(Stored data)
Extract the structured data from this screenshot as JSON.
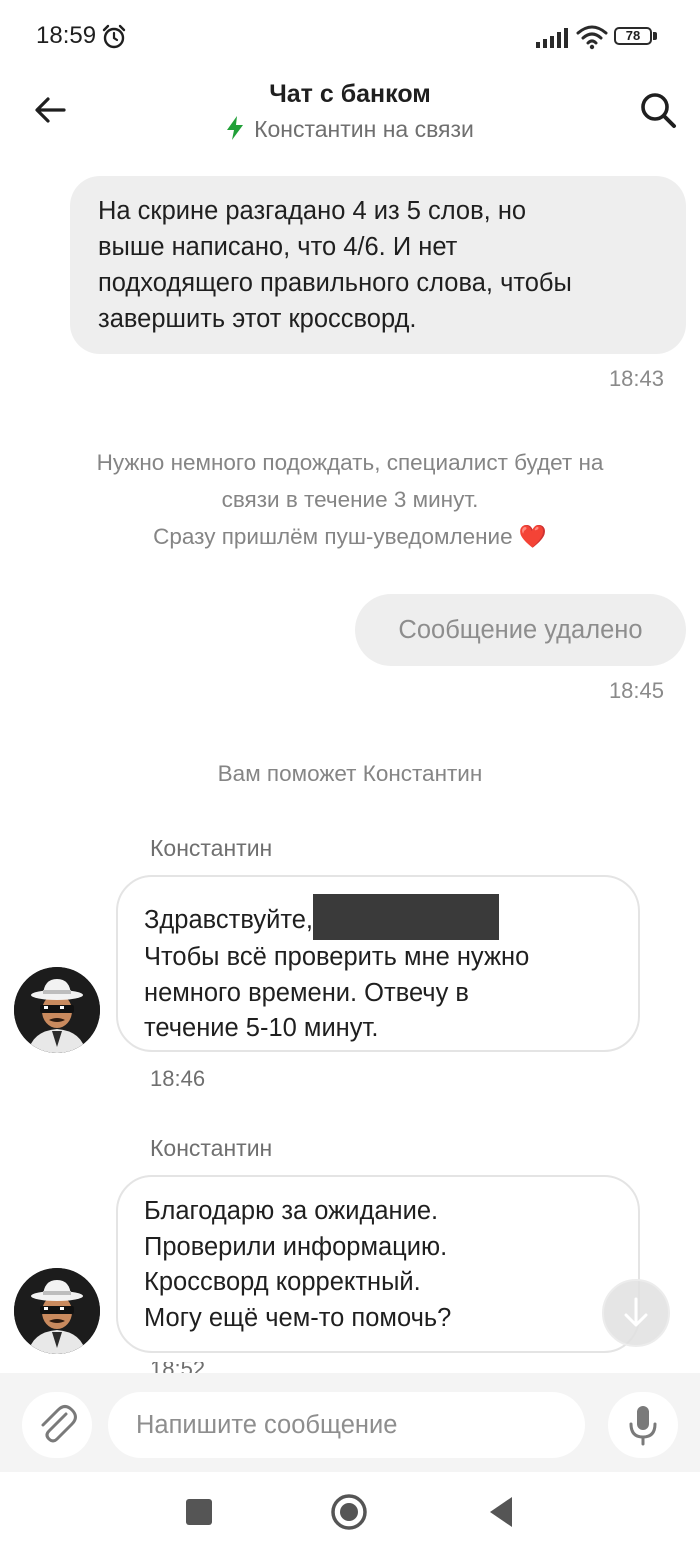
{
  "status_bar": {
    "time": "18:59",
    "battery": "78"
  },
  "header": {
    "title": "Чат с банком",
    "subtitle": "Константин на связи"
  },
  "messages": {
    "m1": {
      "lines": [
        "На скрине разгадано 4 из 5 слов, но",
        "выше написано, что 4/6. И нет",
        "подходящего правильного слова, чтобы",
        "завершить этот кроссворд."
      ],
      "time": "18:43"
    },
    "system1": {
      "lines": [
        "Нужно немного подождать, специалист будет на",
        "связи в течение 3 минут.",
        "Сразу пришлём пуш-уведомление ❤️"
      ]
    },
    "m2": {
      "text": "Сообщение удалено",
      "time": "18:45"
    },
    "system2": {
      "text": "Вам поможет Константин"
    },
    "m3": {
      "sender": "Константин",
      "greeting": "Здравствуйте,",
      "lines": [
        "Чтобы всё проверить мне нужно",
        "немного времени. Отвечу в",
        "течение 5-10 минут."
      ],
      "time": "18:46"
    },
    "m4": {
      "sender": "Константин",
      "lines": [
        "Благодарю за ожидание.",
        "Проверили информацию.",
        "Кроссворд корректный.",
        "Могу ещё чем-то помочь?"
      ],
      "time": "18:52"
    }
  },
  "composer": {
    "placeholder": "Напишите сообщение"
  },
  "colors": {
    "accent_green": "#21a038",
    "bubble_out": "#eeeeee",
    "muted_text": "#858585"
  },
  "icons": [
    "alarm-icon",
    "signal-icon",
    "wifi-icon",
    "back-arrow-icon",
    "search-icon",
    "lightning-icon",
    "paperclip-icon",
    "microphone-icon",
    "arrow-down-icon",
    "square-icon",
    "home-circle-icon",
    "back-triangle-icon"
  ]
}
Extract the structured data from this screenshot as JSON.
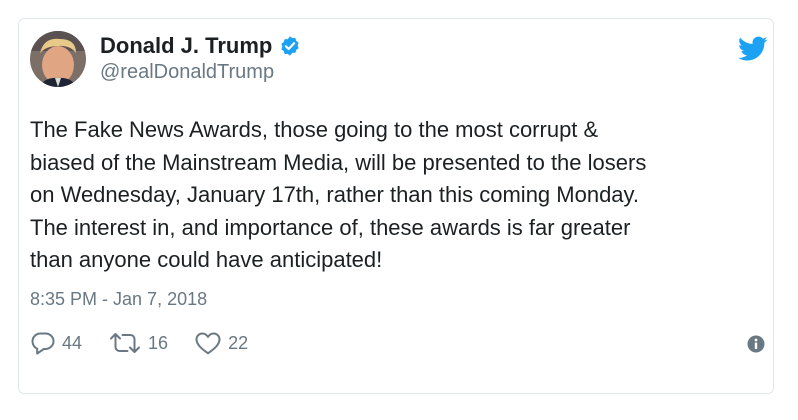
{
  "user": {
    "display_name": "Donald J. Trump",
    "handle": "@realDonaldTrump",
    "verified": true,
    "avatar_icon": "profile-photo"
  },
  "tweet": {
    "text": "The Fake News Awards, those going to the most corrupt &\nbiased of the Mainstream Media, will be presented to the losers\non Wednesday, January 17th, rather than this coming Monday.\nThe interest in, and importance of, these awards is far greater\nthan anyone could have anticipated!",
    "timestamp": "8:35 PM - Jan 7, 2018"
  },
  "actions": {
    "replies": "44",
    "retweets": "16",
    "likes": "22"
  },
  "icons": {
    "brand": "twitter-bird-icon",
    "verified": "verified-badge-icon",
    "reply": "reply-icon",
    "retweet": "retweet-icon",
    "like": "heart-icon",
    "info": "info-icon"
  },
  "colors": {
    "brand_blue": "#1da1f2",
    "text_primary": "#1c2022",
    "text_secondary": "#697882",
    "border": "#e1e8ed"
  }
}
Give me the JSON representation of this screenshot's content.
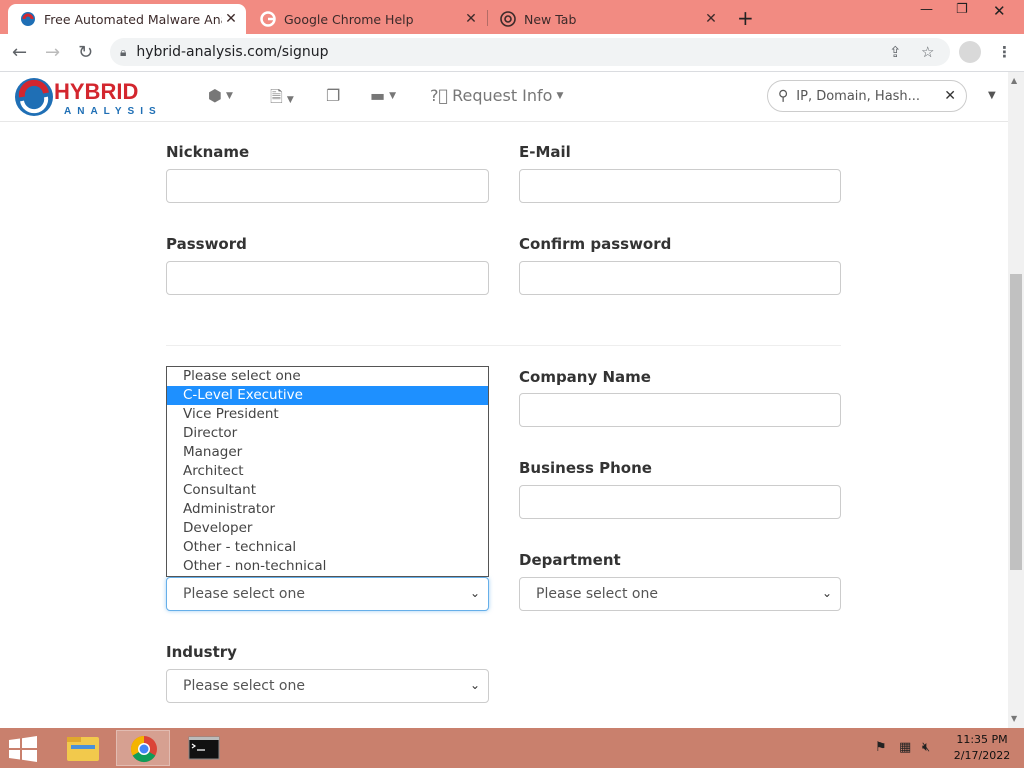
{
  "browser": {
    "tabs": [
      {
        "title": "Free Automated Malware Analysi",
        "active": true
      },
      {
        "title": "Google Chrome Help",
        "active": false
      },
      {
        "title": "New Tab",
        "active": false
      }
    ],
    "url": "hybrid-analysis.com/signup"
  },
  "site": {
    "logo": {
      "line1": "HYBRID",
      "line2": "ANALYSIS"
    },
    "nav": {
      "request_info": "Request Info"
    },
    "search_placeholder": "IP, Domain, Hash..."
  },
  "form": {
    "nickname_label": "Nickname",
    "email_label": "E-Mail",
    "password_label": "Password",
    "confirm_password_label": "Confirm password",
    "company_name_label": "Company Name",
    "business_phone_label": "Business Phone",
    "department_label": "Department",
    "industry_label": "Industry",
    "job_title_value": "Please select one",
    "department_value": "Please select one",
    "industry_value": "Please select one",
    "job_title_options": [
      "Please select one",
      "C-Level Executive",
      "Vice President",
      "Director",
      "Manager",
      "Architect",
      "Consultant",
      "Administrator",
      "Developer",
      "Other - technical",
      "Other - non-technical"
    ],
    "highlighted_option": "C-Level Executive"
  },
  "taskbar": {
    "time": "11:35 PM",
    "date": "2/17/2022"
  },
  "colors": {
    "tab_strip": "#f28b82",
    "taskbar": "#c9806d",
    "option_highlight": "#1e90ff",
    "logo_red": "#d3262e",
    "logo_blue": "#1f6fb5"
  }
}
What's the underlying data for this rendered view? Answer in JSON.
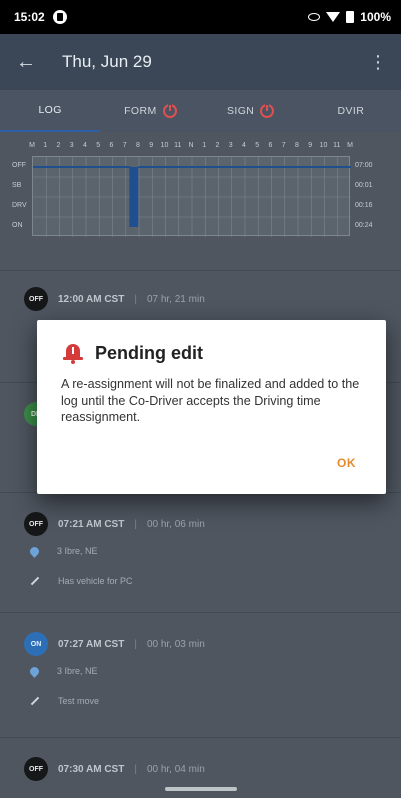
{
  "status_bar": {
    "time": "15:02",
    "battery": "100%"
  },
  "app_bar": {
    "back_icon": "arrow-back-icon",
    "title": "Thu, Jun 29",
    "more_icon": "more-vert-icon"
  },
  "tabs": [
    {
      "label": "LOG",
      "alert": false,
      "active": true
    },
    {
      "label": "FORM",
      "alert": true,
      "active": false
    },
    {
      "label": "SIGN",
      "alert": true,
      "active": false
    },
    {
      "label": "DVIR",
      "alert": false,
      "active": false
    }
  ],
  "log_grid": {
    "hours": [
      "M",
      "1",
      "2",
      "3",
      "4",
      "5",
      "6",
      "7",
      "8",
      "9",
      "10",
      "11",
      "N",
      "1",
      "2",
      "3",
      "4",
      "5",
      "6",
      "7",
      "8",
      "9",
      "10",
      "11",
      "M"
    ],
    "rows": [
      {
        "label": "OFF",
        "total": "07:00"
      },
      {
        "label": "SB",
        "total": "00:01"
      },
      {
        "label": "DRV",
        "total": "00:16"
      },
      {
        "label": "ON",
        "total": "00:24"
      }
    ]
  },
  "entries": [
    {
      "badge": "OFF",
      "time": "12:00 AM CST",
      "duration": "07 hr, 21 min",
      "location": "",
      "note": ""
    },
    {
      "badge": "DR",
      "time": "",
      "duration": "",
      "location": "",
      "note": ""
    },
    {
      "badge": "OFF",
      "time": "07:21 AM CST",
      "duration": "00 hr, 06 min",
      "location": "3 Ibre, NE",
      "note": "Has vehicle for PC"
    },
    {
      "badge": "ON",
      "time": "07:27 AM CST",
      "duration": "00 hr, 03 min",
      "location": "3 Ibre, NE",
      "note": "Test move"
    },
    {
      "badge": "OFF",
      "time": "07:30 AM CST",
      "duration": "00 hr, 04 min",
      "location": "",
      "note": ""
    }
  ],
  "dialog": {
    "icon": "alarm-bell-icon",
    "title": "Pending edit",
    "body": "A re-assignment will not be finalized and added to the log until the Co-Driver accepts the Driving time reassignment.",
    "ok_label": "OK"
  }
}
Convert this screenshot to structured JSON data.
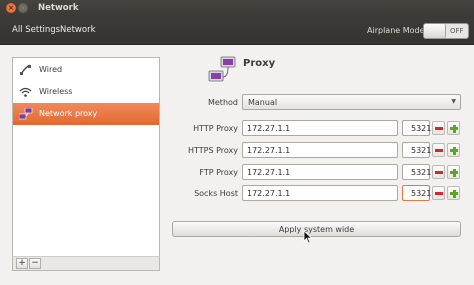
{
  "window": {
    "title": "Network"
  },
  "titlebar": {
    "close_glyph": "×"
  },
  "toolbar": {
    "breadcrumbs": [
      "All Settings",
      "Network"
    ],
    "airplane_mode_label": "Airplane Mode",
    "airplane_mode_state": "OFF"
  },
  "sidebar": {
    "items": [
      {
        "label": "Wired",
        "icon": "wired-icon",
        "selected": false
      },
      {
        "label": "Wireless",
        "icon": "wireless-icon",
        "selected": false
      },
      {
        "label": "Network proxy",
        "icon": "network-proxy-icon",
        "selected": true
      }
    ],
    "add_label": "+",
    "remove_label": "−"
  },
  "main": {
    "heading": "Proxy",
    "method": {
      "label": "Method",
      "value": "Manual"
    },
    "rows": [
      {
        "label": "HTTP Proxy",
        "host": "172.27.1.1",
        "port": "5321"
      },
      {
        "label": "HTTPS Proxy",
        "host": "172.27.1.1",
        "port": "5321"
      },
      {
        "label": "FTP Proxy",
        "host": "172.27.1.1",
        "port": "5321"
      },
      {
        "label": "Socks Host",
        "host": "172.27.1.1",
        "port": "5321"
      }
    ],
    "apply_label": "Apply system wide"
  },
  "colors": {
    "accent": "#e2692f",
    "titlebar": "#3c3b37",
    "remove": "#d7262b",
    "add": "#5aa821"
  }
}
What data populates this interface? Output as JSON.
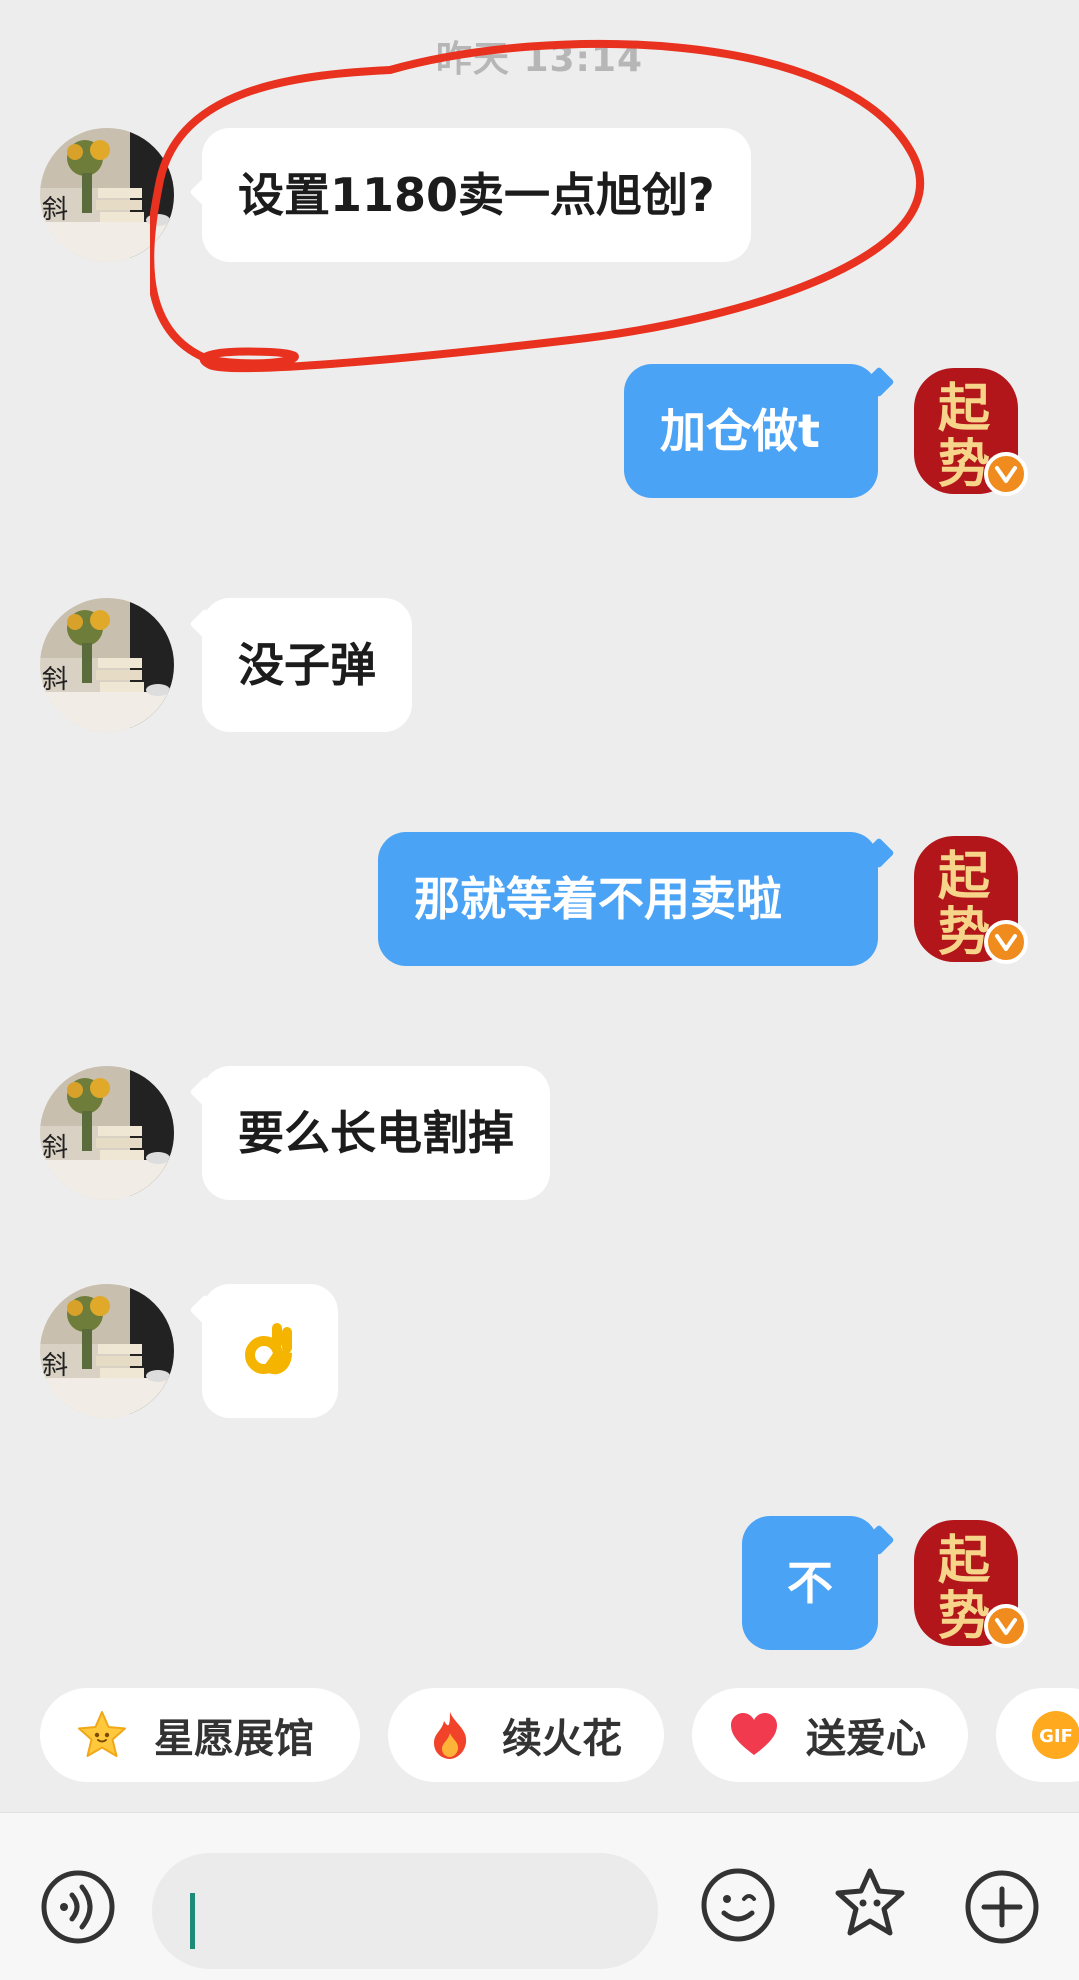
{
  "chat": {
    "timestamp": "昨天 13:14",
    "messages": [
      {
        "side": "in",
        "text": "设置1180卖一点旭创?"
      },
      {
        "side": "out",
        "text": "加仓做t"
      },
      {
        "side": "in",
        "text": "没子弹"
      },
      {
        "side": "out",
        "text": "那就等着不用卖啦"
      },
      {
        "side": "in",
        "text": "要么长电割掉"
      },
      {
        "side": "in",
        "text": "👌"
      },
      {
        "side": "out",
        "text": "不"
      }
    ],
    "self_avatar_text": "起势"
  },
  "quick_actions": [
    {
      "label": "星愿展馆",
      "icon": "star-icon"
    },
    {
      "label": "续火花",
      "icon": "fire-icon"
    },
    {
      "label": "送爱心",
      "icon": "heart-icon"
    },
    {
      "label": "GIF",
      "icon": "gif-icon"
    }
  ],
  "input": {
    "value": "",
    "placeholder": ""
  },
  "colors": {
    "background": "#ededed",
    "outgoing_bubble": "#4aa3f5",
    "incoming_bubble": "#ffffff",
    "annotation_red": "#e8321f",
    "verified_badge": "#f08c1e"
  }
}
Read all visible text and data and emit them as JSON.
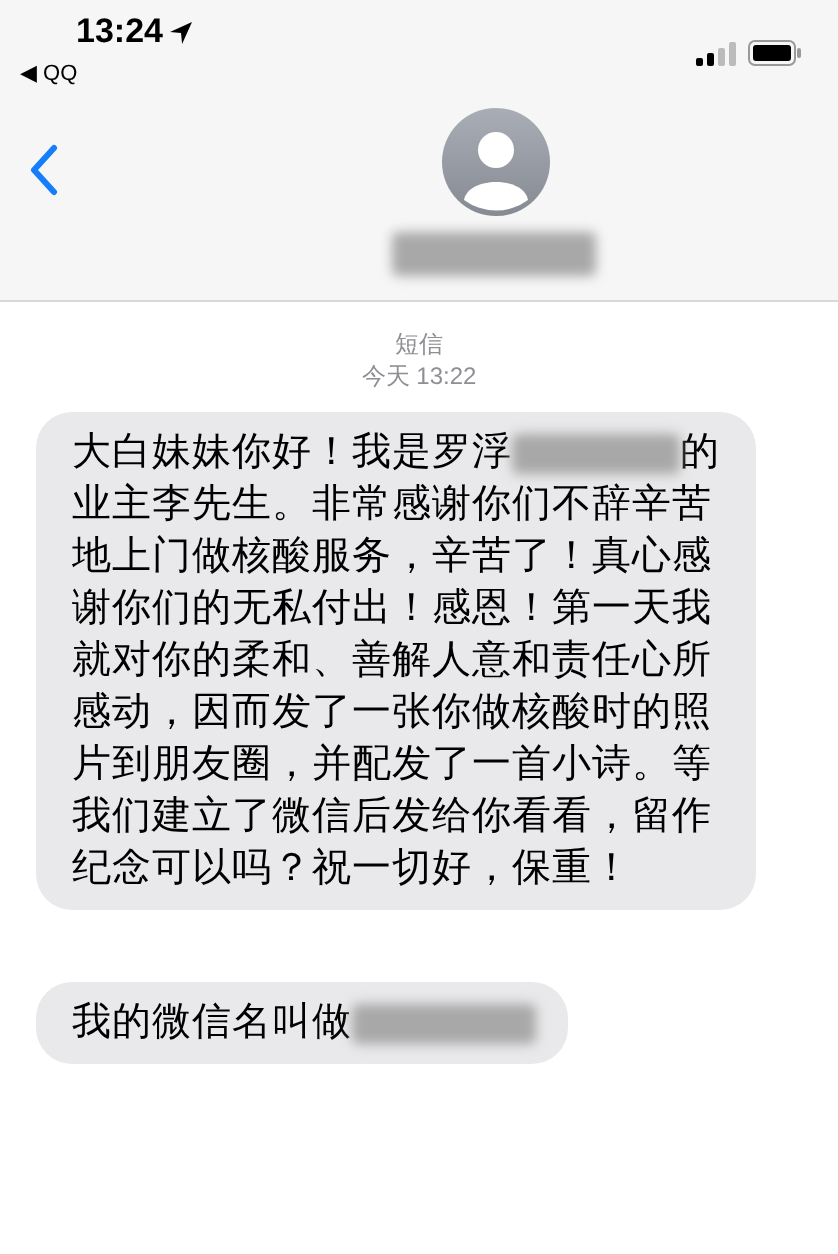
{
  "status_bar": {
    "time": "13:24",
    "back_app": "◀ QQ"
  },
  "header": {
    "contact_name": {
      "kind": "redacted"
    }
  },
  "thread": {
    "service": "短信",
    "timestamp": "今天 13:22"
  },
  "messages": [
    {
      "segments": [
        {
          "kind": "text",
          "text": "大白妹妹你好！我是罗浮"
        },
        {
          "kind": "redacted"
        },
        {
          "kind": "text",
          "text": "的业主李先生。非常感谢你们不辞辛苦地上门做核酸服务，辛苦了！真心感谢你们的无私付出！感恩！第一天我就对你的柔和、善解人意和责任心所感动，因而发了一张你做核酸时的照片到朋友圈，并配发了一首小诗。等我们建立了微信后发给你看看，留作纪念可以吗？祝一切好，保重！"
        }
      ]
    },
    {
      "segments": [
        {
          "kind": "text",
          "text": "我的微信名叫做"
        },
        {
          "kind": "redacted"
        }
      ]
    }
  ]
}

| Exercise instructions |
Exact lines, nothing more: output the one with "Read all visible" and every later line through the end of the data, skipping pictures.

| Solution to the problem |
Read all visible text and data and emit them as JSON.
{
  "status_bar": {
    "time": "13:24",
    "back_app": "◀ QQ"
  },
  "header": {
    "contact_name": {
      "kind": "redacted"
    }
  },
  "thread": {
    "service": "短信",
    "timestamp": "今天 13:22"
  },
  "messages": [
    {
      "segments": [
        {
          "kind": "text",
          "text": "大白妹妹你好！我是罗浮"
        },
        {
          "kind": "redacted"
        },
        {
          "kind": "text",
          "text": "的业主李先生。非常感谢你们不辞辛苦地上门做核酸服务，辛苦了！真心感谢你们的无私付出！感恩！第一天我就对你的柔和、善解人意和责任心所感动，因而发了一张你做核酸时的照片到朋友圈，并配发了一首小诗。等我们建立了微信后发给你看看，留作纪念可以吗？祝一切好，保重！"
        }
      ]
    },
    {
      "segments": [
        {
          "kind": "text",
          "text": "我的微信名叫做"
        },
        {
          "kind": "redacted"
        }
      ]
    }
  ]
}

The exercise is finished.